Your assignment =>
Every line below that includes the word "screenshot" needs to be copied.

Given information =>
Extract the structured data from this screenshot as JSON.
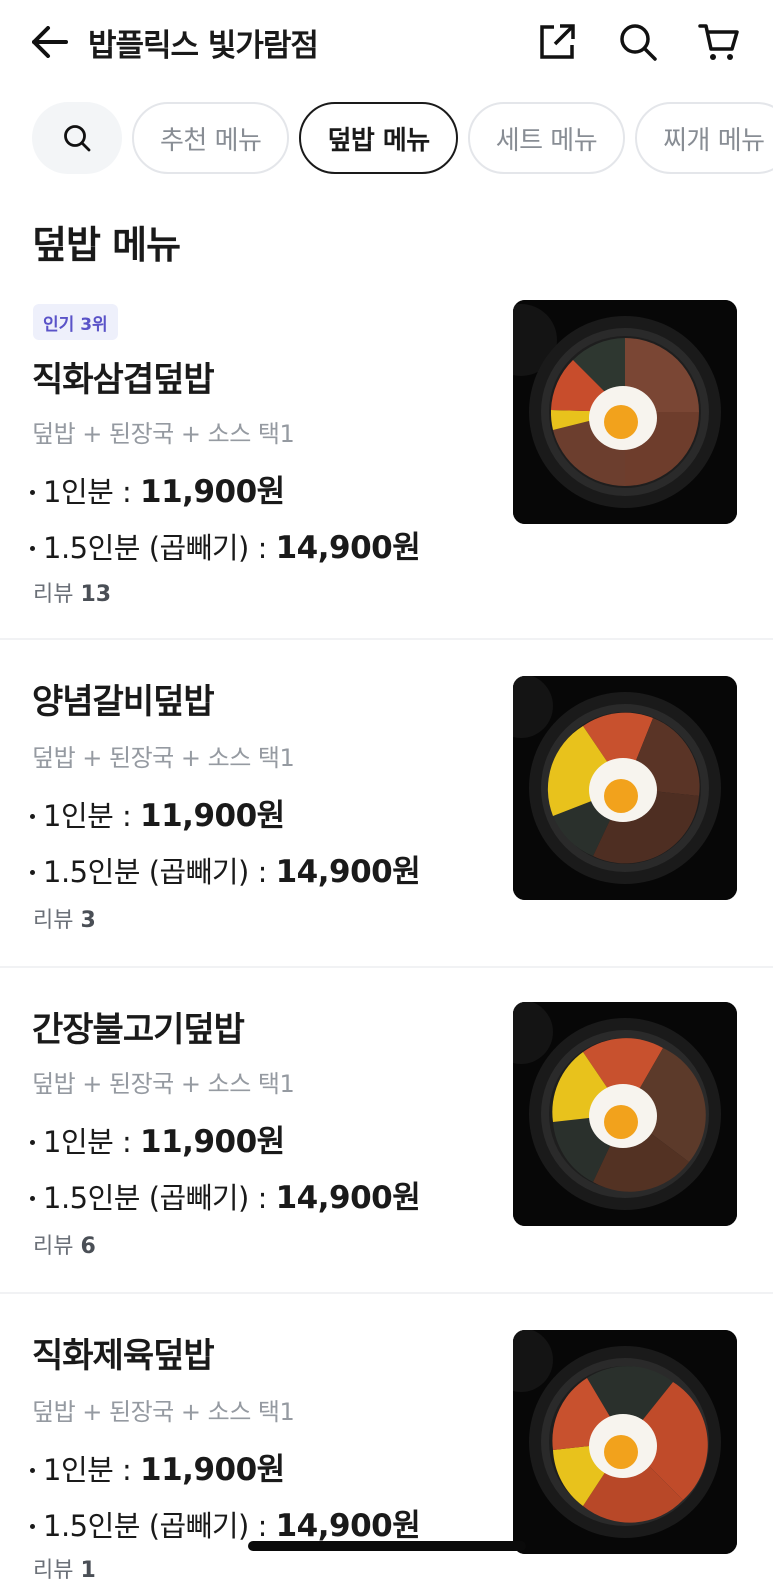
{
  "header": {
    "title": "밥플릭스 빛가람점",
    "icons": [
      "back-arrow-icon",
      "share-icon",
      "search-icon",
      "cart-icon"
    ]
  },
  "tabs": {
    "items": [
      {
        "label": "추천 메뉴",
        "active": false
      },
      {
        "label": "덮밥 메뉴",
        "active": true
      },
      {
        "label": "세트 메뉴",
        "active": false
      },
      {
        "label": "찌개 메뉴",
        "active": false
      }
    ]
  },
  "section": {
    "title": "덮밥 메뉴"
  },
  "menu": {
    "items": [
      {
        "badge": "인기 3위",
        "name": "직화삼겹덮밥",
        "desc": "덮밥 + 된장국 + 소스 택1",
        "price1_label": "1인분 :",
        "price1": "11,900원",
        "price2_label": "1.5인분 (곱빼기) :",
        "price2": "14,900원",
        "review_label": "리뷰",
        "review_count": "13"
      },
      {
        "name": "양념갈비덮밥",
        "desc": "덮밥 + 된장국 + 소스 택1",
        "price1_label": "1인분 :",
        "price1": "11,900원",
        "price2_label": "1.5인분 (곱빼기) :",
        "price2": "14,900원",
        "review_label": "리뷰",
        "review_count": "3"
      },
      {
        "name": "간장불고기덮밥",
        "desc": "덮밥 + 된장국 + 소스 택1",
        "price1_label": "1인분 :",
        "price1": "11,900원",
        "price2_label": "1.5인분 (곱빼기) :",
        "price2": "14,900원",
        "review_label": "리뷰",
        "review_count": "6"
      },
      {
        "name": "직화제육덮밥",
        "desc": "덮밥 + 된장국 + 소스 택1",
        "price1_label": "1인분 :",
        "price1": "11,900원",
        "price2_label": "1.5인분 (곱빼기) :",
        "price2": "14,900원",
        "review_label": "리뷰",
        "review_count": "1"
      }
    ]
  },
  "colors": {
    "accent_badge_bg": "#eef0fb",
    "accent_badge_text": "#5a53c8",
    "text_primary": "#1a1a1a",
    "text_secondary": "#959aa1"
  }
}
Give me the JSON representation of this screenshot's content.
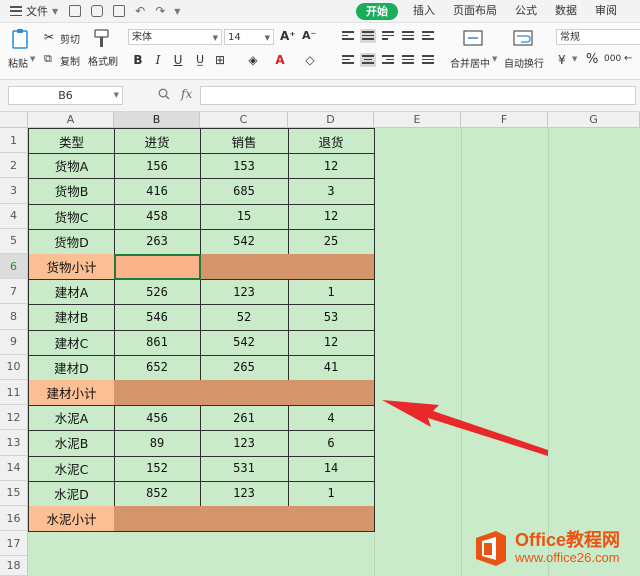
{
  "titlebar": {
    "file_label": "文件",
    "tabs": [
      {
        "label": "开始",
        "active": true
      },
      {
        "label": "插入",
        "active": false
      },
      {
        "label": "页面布局",
        "active": false
      },
      {
        "label": "公式",
        "active": false
      },
      {
        "label": "数据",
        "active": false
      },
      {
        "label": "审阅",
        "active": false
      }
    ]
  },
  "ribbon": {
    "paste_label": "粘贴",
    "cut_label": "剪切",
    "copy_label": "复制",
    "format_painter_label": "格式刷",
    "font_name": "宋体",
    "font_size": "14",
    "merge_label": "合并居中",
    "wrap_label": "自动换行",
    "number_format": "常规",
    "bold": "B",
    "italic": "I",
    "underline": "U",
    "font_color_glyph": "A",
    "accent_color": "#1aad5b",
    "font_color": "#e02020"
  },
  "formula_bar": {
    "cell_ref": "B6",
    "fx_label": "fx",
    "formula": ""
  },
  "sheet": {
    "columns": [
      "A",
      "B",
      "C",
      "D",
      "E",
      "F",
      "G"
    ],
    "selected_column": "B",
    "selected_row": 6,
    "rows": [
      {
        "n": "1",
        "cells": [
          "类型",
          "进货",
          "销售",
          "退货"
        ],
        "kind": "header"
      },
      {
        "n": "2",
        "cells": [
          "货物A",
          "156",
          "153",
          "12"
        ],
        "kind": "data"
      },
      {
        "n": "3",
        "cells": [
          "货物B",
          "416",
          "685",
          "3"
        ],
        "kind": "data"
      },
      {
        "n": "4",
        "cells": [
          "货物C",
          "458",
          "15",
          "12"
        ],
        "kind": "data"
      },
      {
        "n": "5",
        "cells": [
          "货物D",
          "263",
          "542",
          "25"
        ],
        "kind": "data"
      },
      {
        "n": "6",
        "cells": [
          "货物小计",
          "",
          "",
          ""
        ],
        "kind": "subtotal"
      },
      {
        "n": "7",
        "cells": [
          "建材A",
          "526",
          "123",
          "1"
        ],
        "kind": "data"
      },
      {
        "n": "8",
        "cells": [
          "建材B",
          "546",
          "52",
          "53"
        ],
        "kind": "data"
      },
      {
        "n": "9",
        "cells": [
          "建材C",
          "861",
          "542",
          "12"
        ],
        "kind": "data"
      },
      {
        "n": "10",
        "cells": [
          "建材D",
          "652",
          "265",
          "41"
        ],
        "kind": "data"
      },
      {
        "n": "11",
        "cells": [
          "建材小计",
          "",
          "",
          ""
        ],
        "kind": "subtotal"
      },
      {
        "n": "12",
        "cells": [
          "水泥A",
          "456",
          "261",
          "4"
        ],
        "kind": "data"
      },
      {
        "n": "13",
        "cells": [
          "水泥B",
          "89",
          "123",
          "6"
        ],
        "kind": "data"
      },
      {
        "n": "14",
        "cells": [
          "水泥C",
          "152",
          "531",
          "14"
        ],
        "kind": "data"
      },
      {
        "n": "15",
        "cells": [
          "水泥D",
          "852",
          "123",
          "1"
        ],
        "kind": "data"
      },
      {
        "n": "16",
        "cells": [
          "水泥小计",
          "",
          "",
          ""
        ],
        "kind": "subtotal"
      },
      {
        "n": "17",
        "cells": [
          "",
          "",
          "",
          ""
        ],
        "kind": "empty"
      },
      {
        "n": "18",
        "cells": [
          "",
          "",
          "",
          ""
        ],
        "kind": "empty"
      }
    ]
  },
  "watermark": {
    "brand": "Office教程网",
    "url": "www.office26.com"
  },
  "colors": {
    "grid_background": "#c9ebc9",
    "subtotal_label": "#fbbf93",
    "subtotal_fill": "#d4956b",
    "arrow": "#e8282b",
    "logo": "#ea5412"
  }
}
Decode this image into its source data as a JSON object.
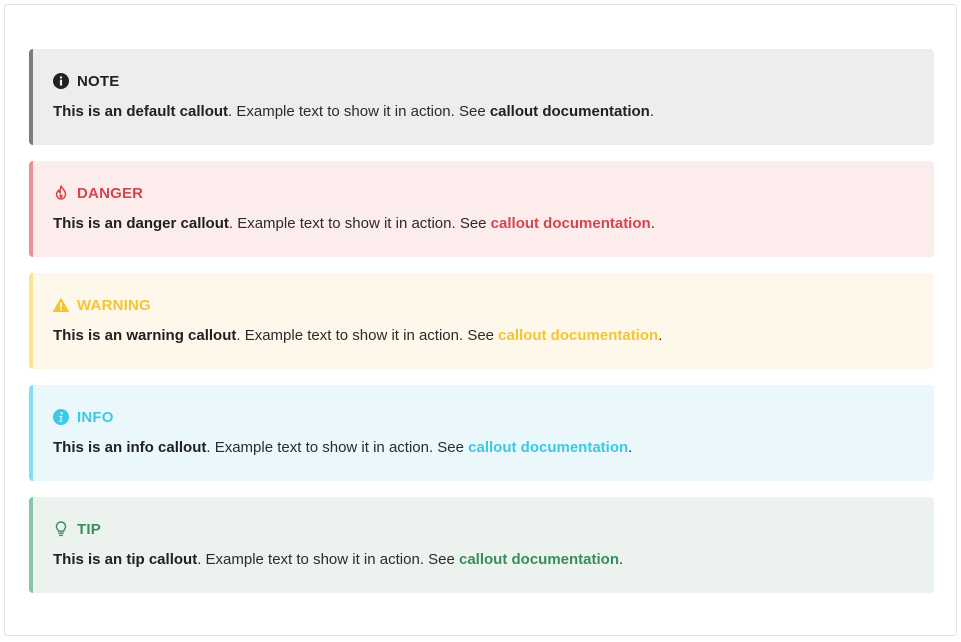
{
  "callouts": [
    {
      "title": "NOTE",
      "icon": "info-circle-icon",
      "lead": "This is an default callout",
      "text": ". Example text to show it in action. See ",
      "link": "callout documentation",
      "end": ".",
      "accent": "#212121"
    },
    {
      "title": "DANGER",
      "icon": "fire-icon",
      "lead": "This is an danger callout",
      "text": ". Example text to show it in action. See ",
      "link": "callout documentation",
      "end": ".",
      "accent": "#d6444e"
    },
    {
      "title": "WARNING",
      "icon": "warning-triangle-icon",
      "lead": "This is an warning callout",
      "text": ". Example text to show it in action. See ",
      "link": "callout documentation",
      "end": ".",
      "accent": "#f5c431"
    },
    {
      "title": "INFO",
      "icon": "info-circle-icon",
      "lead": "This is an info callout",
      "text": ". Example text to show it in action. See ",
      "link": "callout documentation",
      "end": ".",
      "accent": "#3bc9e6"
    },
    {
      "title": "TIP",
      "icon": "lightbulb-icon",
      "lead": "This is an tip callout",
      "text": ". Example text to show it in action. See ",
      "link": "callout documentation",
      "end": ".",
      "accent": "#3a8c5c"
    }
  ]
}
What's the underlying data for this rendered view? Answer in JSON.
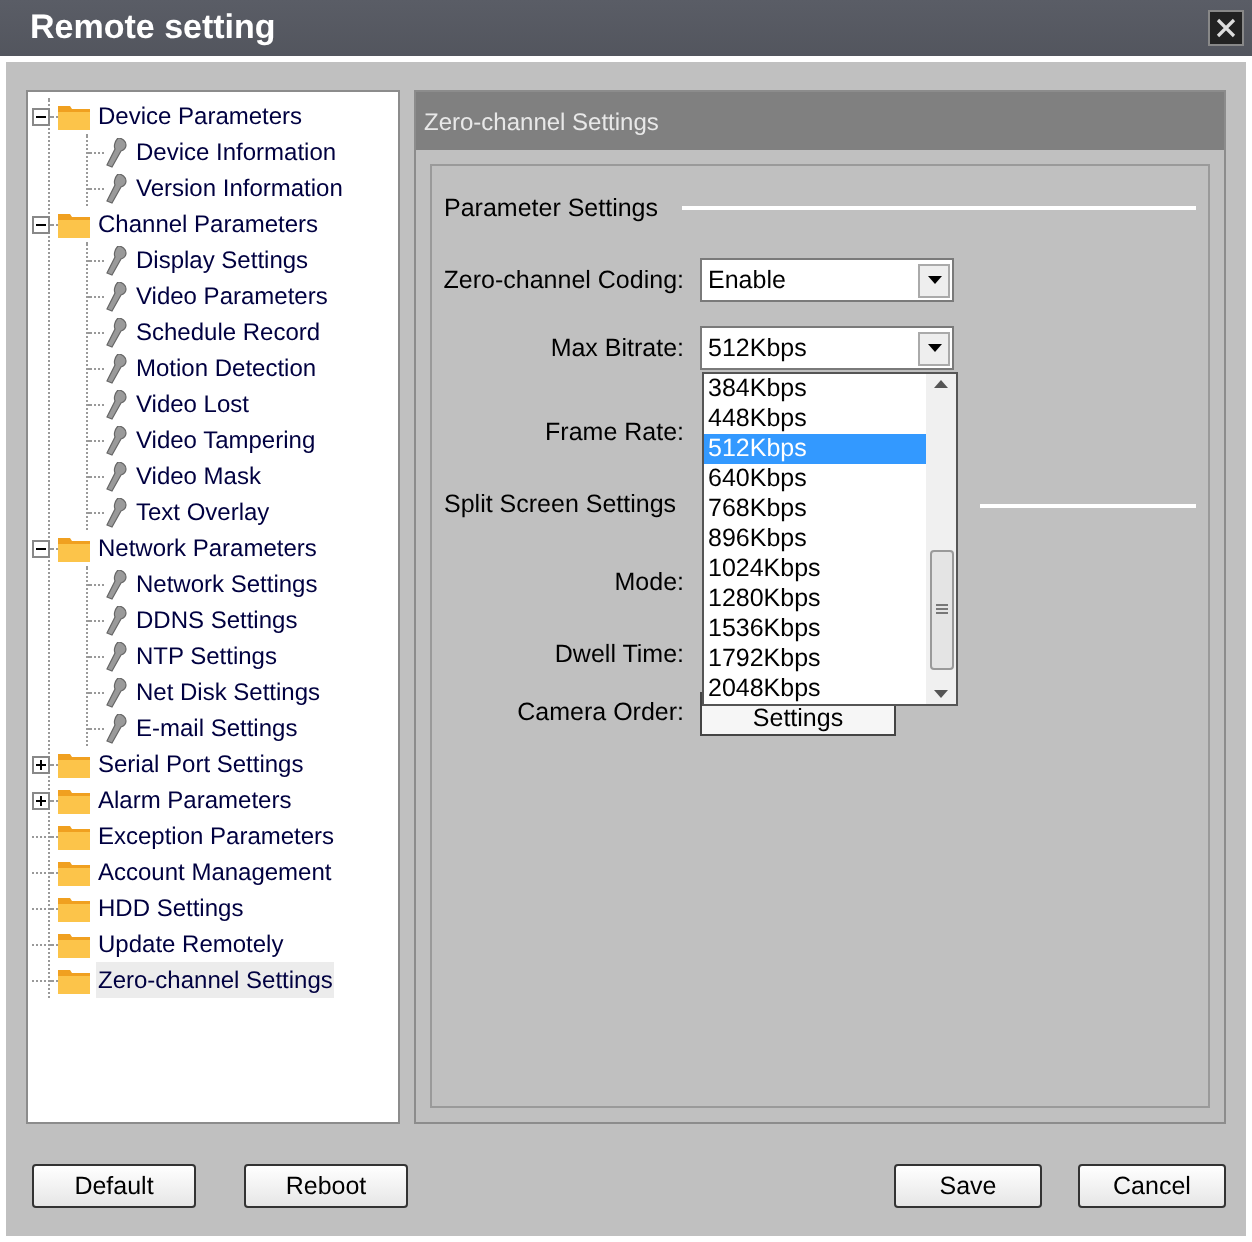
{
  "window": {
    "title": "Remote setting"
  },
  "tree": [
    {
      "label": "Device Parameters",
      "expandable": true,
      "expanded": true,
      "selected": false,
      "children": [
        {
          "label": "Device Information",
          "selected": false
        },
        {
          "label": "Version Information",
          "selected": false
        }
      ]
    },
    {
      "label": "Channel Parameters",
      "expandable": true,
      "expanded": true,
      "selected": false,
      "children": [
        {
          "label": "Display Settings",
          "selected": false
        },
        {
          "label": "Video Parameters",
          "selected": false
        },
        {
          "label": "Schedule Record",
          "selected": false
        },
        {
          "label": "Motion Detection",
          "selected": false
        },
        {
          "label": "Video Lost",
          "selected": false
        },
        {
          "label": "Video Tampering",
          "selected": false
        },
        {
          "label": "Video Mask",
          "selected": false
        },
        {
          "label": "Text Overlay",
          "selected": false
        }
      ]
    },
    {
      "label": "Network Parameters",
      "expandable": true,
      "expanded": true,
      "selected": false,
      "children": [
        {
          "label": "Network Settings",
          "selected": false
        },
        {
          "label": "DDNS Settings",
          "selected": false
        },
        {
          "label": "NTP Settings",
          "selected": false
        },
        {
          "label": "Net Disk Settings",
          "selected": false
        },
        {
          "label": "E-mail Settings",
          "selected": false
        }
      ]
    },
    {
      "label": "Serial Port Settings",
      "expandable": true,
      "expanded": false,
      "selected": false
    },
    {
      "label": "Alarm Parameters",
      "expandable": true,
      "expanded": false,
      "selected": false
    },
    {
      "label": "Exception Parameters",
      "expandable": false,
      "selected": false
    },
    {
      "label": "Account Management",
      "expandable": false,
      "selected": false
    },
    {
      "label": "HDD Settings",
      "expandable": false,
      "selected": false
    },
    {
      "label": "Update Remotely",
      "expandable": false,
      "selected": false
    },
    {
      "label": "Zero-channel Settings",
      "expandable": false,
      "selected": true
    }
  ],
  "panel": {
    "header": "Zero-channel Settings",
    "parameter_section": "Parameter Settings",
    "coding": {
      "label": "Zero-channel Coding:",
      "value": "Enable"
    },
    "bitrate": {
      "label": "Max Bitrate:",
      "value": "512Kbps",
      "options": [
        {
          "label": "384Kbps",
          "selected": false
        },
        {
          "label": "448Kbps",
          "selected": false
        },
        {
          "label": "512Kbps",
          "selected": true
        },
        {
          "label": "640Kbps",
          "selected": false
        },
        {
          "label": "768Kbps",
          "selected": false
        },
        {
          "label": "896Kbps",
          "selected": false
        },
        {
          "label": "1024Kbps",
          "selected": false
        },
        {
          "label": "1280Kbps",
          "selected": false
        },
        {
          "label": "1536Kbps",
          "selected": false
        },
        {
          "label": "1792Kbps",
          "selected": false
        },
        {
          "label": "2048Kbps",
          "selected": false
        }
      ]
    },
    "frame_rate": {
      "label": "Frame Rate:"
    },
    "split_section": "Split Screen Settings",
    "mode": {
      "label": "Mode:"
    },
    "dwell_time": {
      "label": "Dwell Time:"
    },
    "camera_order": {
      "label": "Camera Order:",
      "button": "Settings"
    }
  },
  "buttons": {
    "left": [
      "Default",
      "Reboot"
    ],
    "right": [
      "Save",
      "Cancel"
    ]
  }
}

Exercise response =>
Extract the structured data from this screenshot as JSON.
Give me the JSON representation of this screenshot's content.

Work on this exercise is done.